The city of Cleveland is going to pay for upgrades to the Rocket Mortgage FieldHouse, home of the Cleveland Cavaliers. However, the non-profit corporation who decides whether to approve these projects, Gateway Economic Development Corporation, also has no idea how, where or even if they can pay for it. Which does seem to be a slight problem?
The Las Vegas Review-Journal went after these teachers for their political action committee. According to the newspaper, the teachers are simply “blinded by its misguided opposition”. I was interested to see what the newspaper would say as to why the teachers were wrong. Instead, the Las Vegas Review-Journal uses the same arguments that have been disproven numerous times.

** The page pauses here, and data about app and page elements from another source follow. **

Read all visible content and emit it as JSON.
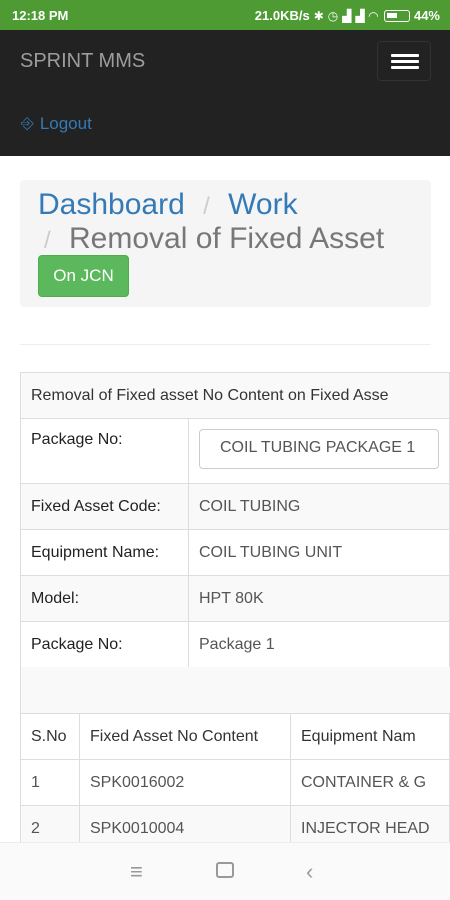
{
  "status_bar": {
    "time": "12:18 PM",
    "speed": "21.0KB/s",
    "battery": "44%"
  },
  "navbar": {
    "brand": "SPRINT MMS",
    "logout": "Logout"
  },
  "breadcrumb": {
    "dashboard": "Dashboard",
    "work": "Work",
    "separator": "/",
    "current": "Removal of Fixed Asset",
    "button": "On JCN"
  },
  "details": {
    "heading": "Removal of Fixed asset No Content on Fixed Asse",
    "rows": [
      {
        "label": "Package No:",
        "value": "COIL TUBING PACKAGE 1"
      },
      {
        "label": "Fixed Asset Code:",
        "value": "COIL TUBING"
      },
      {
        "label": "Equipment Name:",
        "value": "COIL TUBING UNIT"
      },
      {
        "label": "Model:",
        "value": "HPT 80K"
      },
      {
        "label": "Package No:",
        "value": "Package 1"
      }
    ]
  },
  "items_table": {
    "headers": [
      "S.No",
      "Fixed Asset No Content",
      "Equipment Nam"
    ],
    "rows": [
      [
        "1",
        "SPK0016002",
        "CONTAINER & G"
      ],
      [
        "2",
        "SPK0010004",
        "INJECTOR HEAD"
      ]
    ]
  },
  "colors": {
    "status_bar": "#4e9a33",
    "navbar": "#222222",
    "link": "#337ab7",
    "success_button": "#5cb85c"
  },
  "icons": {
    "logout": "sign-out-icon",
    "menu": "hamburger-icon"
  }
}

After the city of Wichita and the ownership group came to an agreement behind closed doors, numerous months passed. During this time, the city began to tear down the old ballpark and began to build the new one. Keep in mind that at this moment, residents still had no idea what the city had agreed to in this deal.
The Philadelphia Phillies have a history with Clearwater, Florida. Since 1947, the Phillies spring training facility and ballpark has been found here. But over the last decade or so, the Phillies have struggled to get money out of local city leaders. In early 2019, the Phillies asked for $40 million from tourist taxes for ballpark renovations and were flatly rejected. But now they are trying again. Maybe. We think.

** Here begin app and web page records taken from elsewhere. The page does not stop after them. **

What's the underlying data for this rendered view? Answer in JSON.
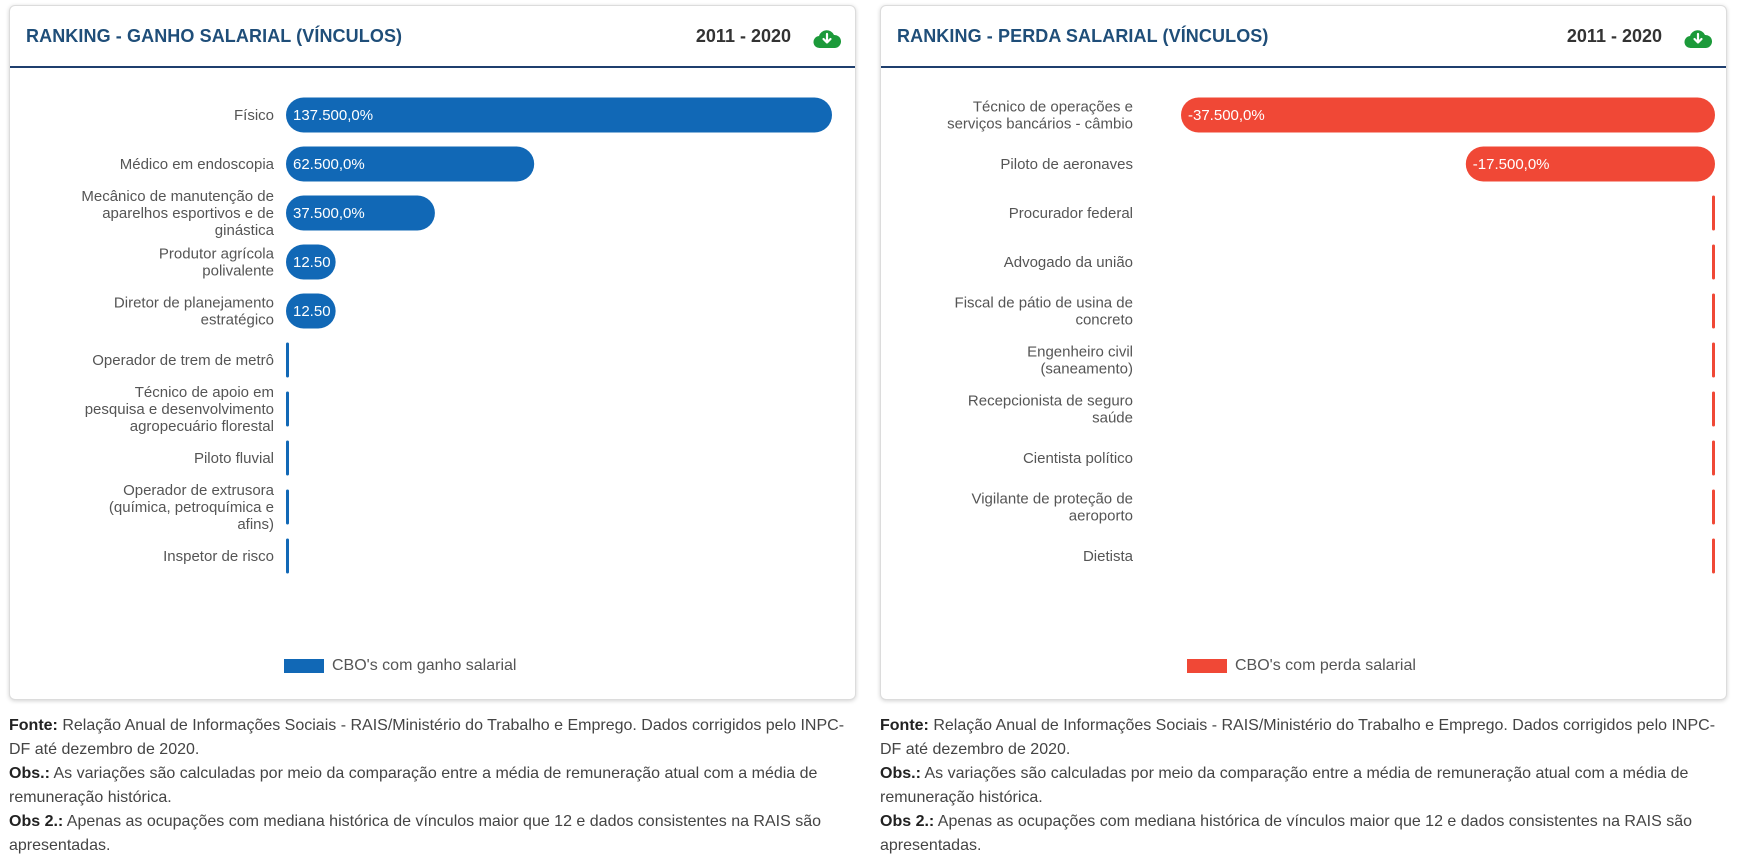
{
  "panels": [
    {
      "id": "gain",
      "title": "RANKING - GANHO SALARIAL (VÍNCULOS)",
      "period": "2011 - 2020",
      "download_icon": "cloud-download-icon",
      "legend": "CBO's com ganho salarial",
      "color": "#1168b6",
      "chart_data": {
        "type": "bar",
        "orientation": "horizontal",
        "categories": [
          "Físico",
          "Médico em endoscopia",
          "Mecânico de manutenção de aparelhos esportivos e de ginástica",
          "Produtor agrícola polivalente",
          "Diretor de planejamento estratégico",
          "Operador de trem de metrô",
          "Técnico de apoio em pesquisa e desenvolvimento agropecuário florestal",
          "Piloto fluvial",
          "Operador de extrusora (química, petroquímica e afins)",
          "Inspetor de risco"
        ],
        "values": [
          137500,
          62500,
          37500,
          12500,
          12500,
          1000,
          700,
          500,
          500,
          400
        ],
        "data_labels": [
          "137.500,0%",
          "62.500,0%",
          "37.500,0%",
          "12.50",
          "12.50",
          "",
          "",
          "",
          "",
          ""
        ],
        "series": [
          {
            "name": "CBO's com ganho salarial",
            "values": [
              137500,
              62500,
              37500,
              12500,
              12500,
              1000,
              700,
              500,
              500,
              400
            ]
          }
        ],
        "xlim": [
          0,
          137500
        ],
        "grid": false,
        "legend_placement": "bottom"
      }
    },
    {
      "id": "loss",
      "title": "RANKING - PERDA SALARIAL (VÍNCULOS)",
      "period": "2011 - 2020",
      "download_icon": "cloud-download-icon",
      "legend": "CBO's com perda salarial",
      "color": "#f04836",
      "chart_data": {
        "type": "bar",
        "orientation": "horizontal",
        "categories": [
          "Técnico de operações e serviços bancários - câmbio",
          "Piloto de aeronaves",
          "Procurador federal",
          "Advogado da união",
          "Fiscal de pátio de usina de concreto",
          "Engenheiro civil (saneamento)",
          "Recepcionista de seguro saúde",
          "Cientista político",
          "Vigilante de proteção de aeroporto",
          "Dietista"
        ],
        "values": [
          -37500,
          -17500,
          -100,
          -100,
          -100,
          -100,
          -100,
          -100,
          -100,
          -100
        ],
        "data_labels": [
          "-37.500,0%",
          "-17.500,0%",
          "",
          "",
          "",
          "",
          "",
          "",
          "",
          ""
        ],
        "series": [
          {
            "name": "CBO's com perda salarial",
            "values": [
              -37500,
              -17500,
              -100,
              -100,
              -100,
              -100,
              -100,
              -100,
              -100,
              -100
            ]
          }
        ],
        "xlim": [
          -37500,
          0
        ],
        "grid": false,
        "legend_placement": "bottom"
      }
    }
  ],
  "notes": {
    "fonte_label": "Fonte:",
    "fonte_text": " Relação Anual de Informações Sociais - RAIS/Ministério do Trabalho e Emprego. Dados corrigidos pelo INPC-DF até dezembro de 2020.",
    "obs_label": "Obs.:",
    "obs_text": " As variações são calculadas por meio da comparação entre a média de remuneração atual com a média de remuneração histórica.",
    "obs2_label": "Obs 2.:",
    "obs2_text": " Apenas as ocupações com mediana histórica de vínculos maior que 12 e dados consistentes na RAIS são apresentadas."
  }
}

The ballpark was to be built for the Biloxi Shuckers, the Class AA affiliate of the Milwaukee Brewers. In 2015, the city spent $36 million to build a new ballpark. Mississippi Gov. Phil Bryant claimed the new ballpark “would be an economic development driver for the area”. A local foundation estimated that this new ballpark would result in “an additional $10 million annually in visitor spending”. As AL.com notes, the ballpark came with a “promise of home runs inside and outside the stadium”.
Presently, the Kansas City Royals lease with the county allows them to make money through a ⅜-cent sales tax. If the team wants to renew or change this number, it must be done through a public vote and with the blessing of the Jackson County Legislature. It has been reported that the Legislature is still waiting for the Royals to answer the most basic questions. For example, what is the language used in the ballot? How much information is on the ballet? Unfortunately, the Royals have not yet provided any direct answers. This means that right now the Royals couldn't even get to a public vote, much less win one.
The facts, however, show otherwise. Since 2002, the Anaheim Angels have spent $54 million on capital repairs/improvements with $12 million coming from the city. Additionally, a number of the so-called improvement projects were just upgrades that the team wanted, such as replacing their scoreboard to a newer model. Building permits show that the Angels were spending money from their pockets so that they could buy the cool, new gadget and not the contractually obligated maintenance.
When the Tampa Bay Rays do construct a new ballpark, it will be with a significant amount of taxpayer money. For years, it has been reported that the Rays are “willing to finance half of the cost of a new (ballpark)”. How nice of them. But the Rays couldn't build it on their own if they wanted to because their owner isn't wealthy enough to fund such a project. This means the Rays will need as much taxpayer funds as possible.